User-centric EA focuses on providing useful and usable information and services to end-users and in satisfying user requirements.
In the high definition format wars, the sense of User-centric EA seems to have been lost, as Blu-ray and HD DVD has been set as the new target architecture for optical disc formats. As Stephanie Prange, Home Media Magazine, editor in chief states, “the battle has confused consumers…[and] many people don’t [even] see the need for high-definition anyway.
What is Blu-ray and HD DVD?
- “Blu-ray, also known as Blu-ray Disc (BD), is the name of a next-generation optical disc format jointly developed by the Blu-ray Disc Association (BDA), a group of the world’s leading consumer electronics, personal computer and media manufacturers (including Apple, Dell, Hitachi, HP, JVC, LG, Mitsubishi, Panasonic, Pioneer, Philips, Samsung, Sharp, Sony, TDK and Thomson). The format was developed to enable recording, rewriting and playback of high-definition video (HD), as well as storing large amounts of data. The format offers more than five times the storage capacity of traditional DVDs and can hold up to 25GB on a single-layer disc and 50GB on a dual-layer disc. This extra capacity combined with the use of advanced video and audio codecs will offer consumers an unprecedented HD experience…seven of the eight major movie studios (Disney, Fox, Warner, Paramount, Sony, Lionsgate and MGM) have released movies in the Blu-ray format and six of them (Disney, Fox, Sony, Warner, Lionsgate and MGM) are releasing their movies exclusively in the Blu-ray format.” (http://www.blu-ray.com/info/)
- “HD DVD delivers true high definition video content on the next generation optical disc format approved by the DVD Forum. With up to six times the resolution of DVD, HD DVDhttp://www.tacp.toshiba.com/hddvd/) offers a superior video experience.” (
So what is the conflict between Blu-ray and HD DVDs?

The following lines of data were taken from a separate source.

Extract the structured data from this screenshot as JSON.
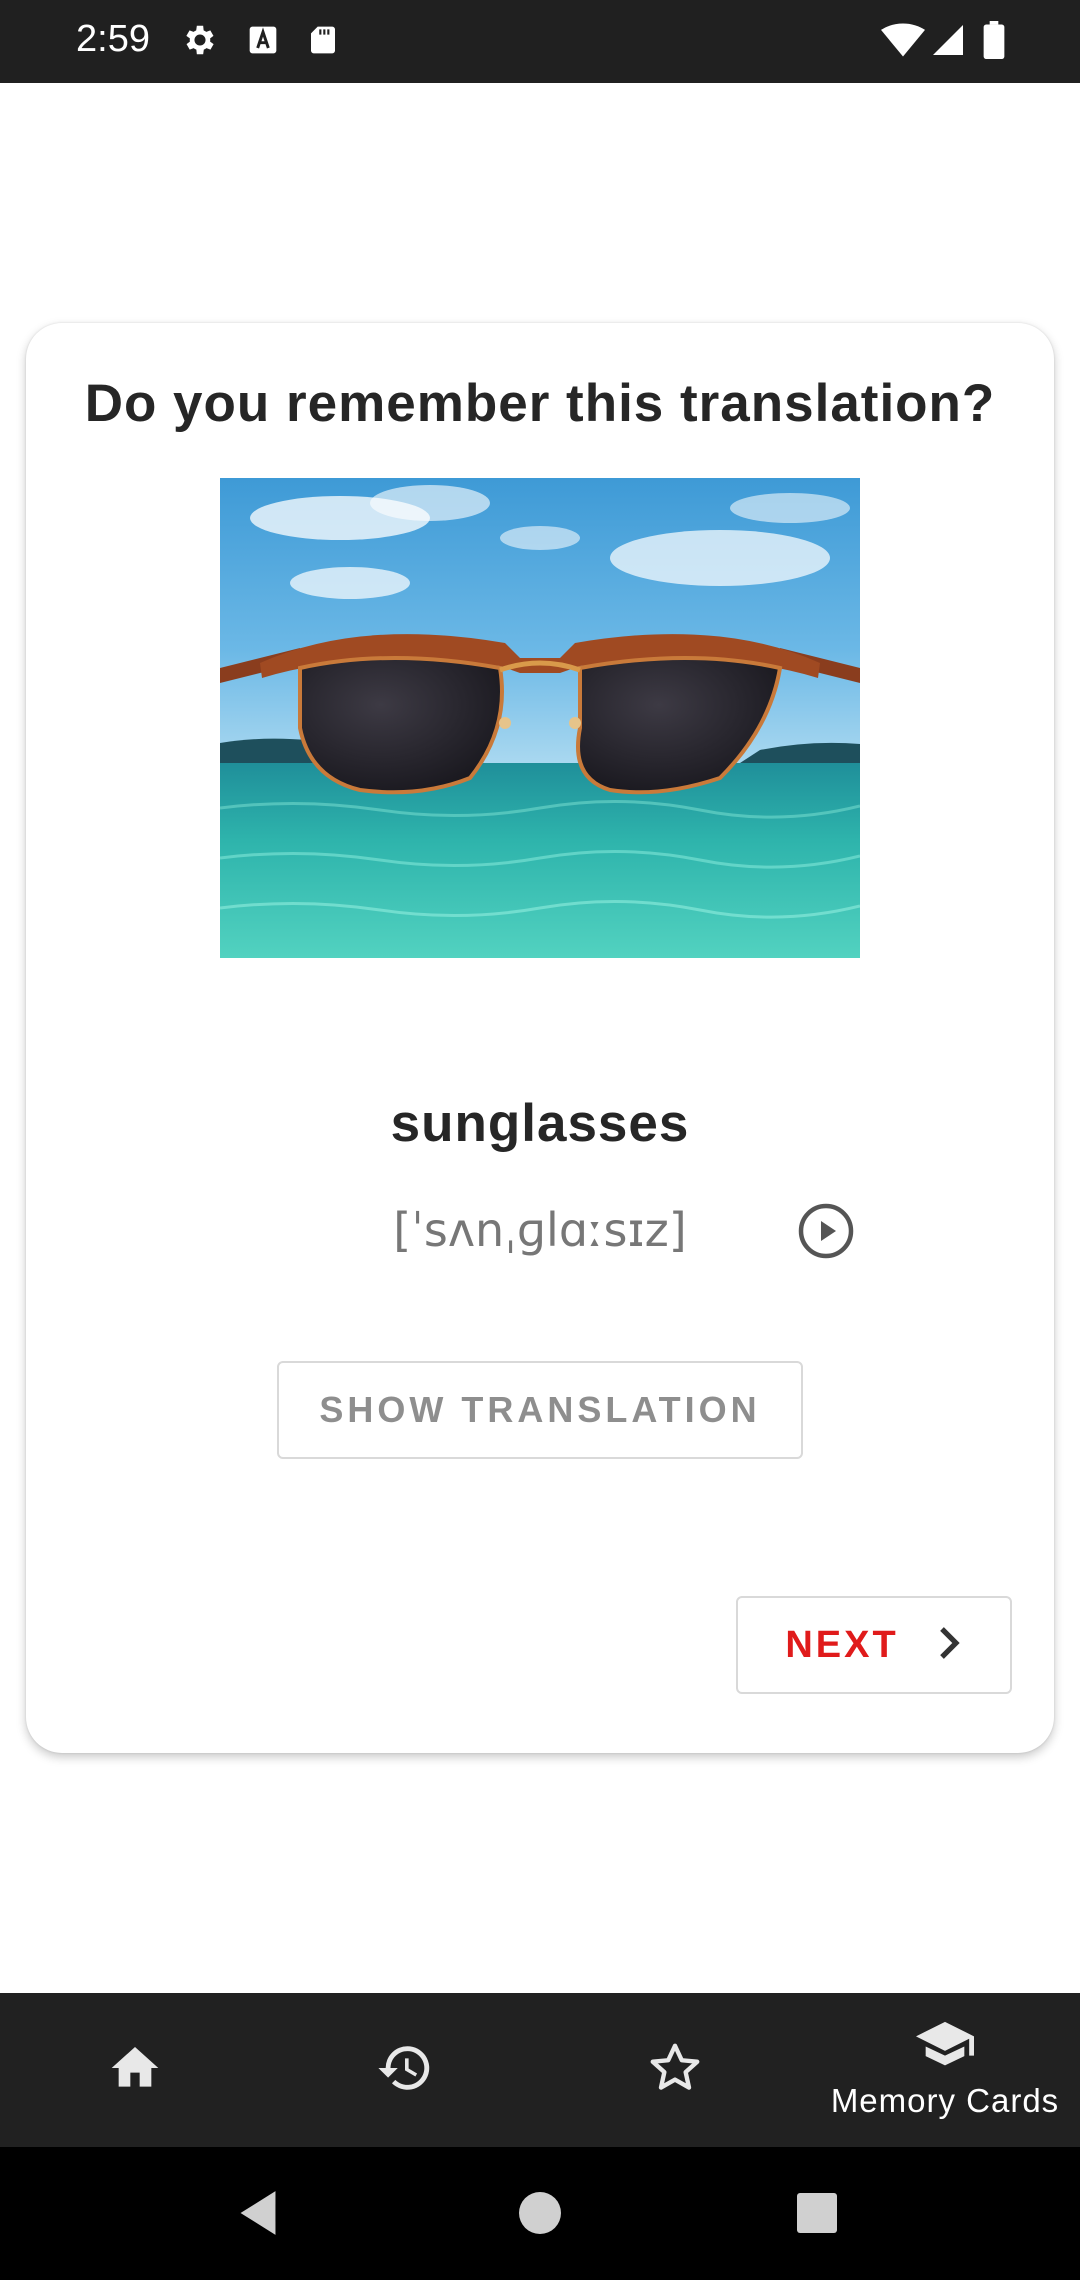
{
  "status_bar": {
    "time": "2:59",
    "icons": [
      "settings-gear-icon",
      "font-a-icon",
      "sd-card-icon",
      "wifi-icon",
      "cell-signal-icon",
      "battery-icon"
    ]
  },
  "card": {
    "question": "Do you remember this translation?",
    "image_subject": "sunglasses over sea",
    "word": "sunglasses",
    "phonetic": "[ˈsʌnˌɡlɑːsɪz]",
    "play_icon": "play-circle-icon",
    "show_translation_label": "SHOW TRANSLATION",
    "next_label": "NEXT",
    "next_icon": "chevron-right-icon"
  },
  "bottom_nav": {
    "items": [
      {
        "icon": "home-icon",
        "label": ""
      },
      {
        "icon": "history-icon",
        "label": ""
      },
      {
        "icon": "star-icon",
        "label": ""
      },
      {
        "icon": "graduation-cap-icon",
        "label": "Memory Cards"
      }
    ]
  },
  "system_nav": [
    "back-icon",
    "home-circle-icon",
    "recents-square-icon"
  ],
  "colors": {
    "accent": "#e01b1b",
    "status_bar": "#202020",
    "bottom_nav": "#212121",
    "system_nav": "#000000"
  }
}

“HD DVD is currently in a ‘format war’ with rival format Blu-ray Disc, to determine which of the two formats will become the leading carrier for high-definition content to consumers.” As of November 27, 2007, 344 HD DVD titles have been released in the USA. As of November 25, 2007, 415 titles had been released on Blu-ray Disc in the United States (Wikipedia). Not only have more titles been released in Blue-ray, but Blue-rays have outsold HD DVDs by 2-to-1 in the U.S. last year. (Reuters)
On 4 January 2008, Warner Brothers studio announced that “it would exclusively release high-definition DVDs in Sony’s Blu-ray format, a big blow to Toshiba’s rival HD DVD technology.” (Reuters) Sony Pictures, 20th Century Fox and Disney have earlier done the same. Of the big American distributors, only Paramount and Universal Pictures continue to release for HD DVD. (Wikipedia)
So for now, Blu-ray is looking to be the winner in the HD format war.
How are consumers being affected?
Consumers are asking is whether they will have to dump and replace all their DVDs (something that the movie studios are hoping for)─this is similar to all the record collections that went in the trash after CDs were launched. I found the question online with a favorable answer for consumers.
“Will Blu-ray be backwards compatible with DVD?
Yes, several leading consumer electronics companies (including Sony, Panasonic, Philips, Samsung, Pioneer, Sharp and LG) have already demonstrated products that can read/write CDs, DVDs and Blu-ray discs using a BD/DVD/CD compatible optical head, so you don’t have to worry about your existing DVD collection becoming obsolete. In fact, most of the Blu-ray players coming out will support upscaling of DVDs to 1080p/1080i, so your existing DVDDVD, the format is far too popular to not be supported. The Blu-ray Disc Association (BDA) expects every Blu-ray Disc device to be backward compatible with DVDs.” (http://www.blu-ray.com/faq/) collection will look even better than before. While it’s up to each manufacturer to decide if they want to make their products backwards compatible with
What is wrong with the new high-definition format release of Blu-ray and HD DVD from a User-centric EA perspective?
While the new Blu-ray and HD DVD technologies may be a leap ahead from a technology perspective, the introduction of these products has been dismal from a User-centric EA perspective. Consumers have been caught up in the technology tug-of-war between these high definition formats─similar to the way consumers were ping-ponged between the old VHS and Beta formats. Additionally, the marketing and communications to consumers of why they need Blue-ray or HD DVD has been ineffective if not more or less absent. Finally, aside from the studio and technology companies wanting to make more money on replacements of DVDs, it has been unclear whether there is even user demand for the new format. This has been another “technology for technology’s sake” initiative by Sony and Toshiba, rather than true business needs driving technology.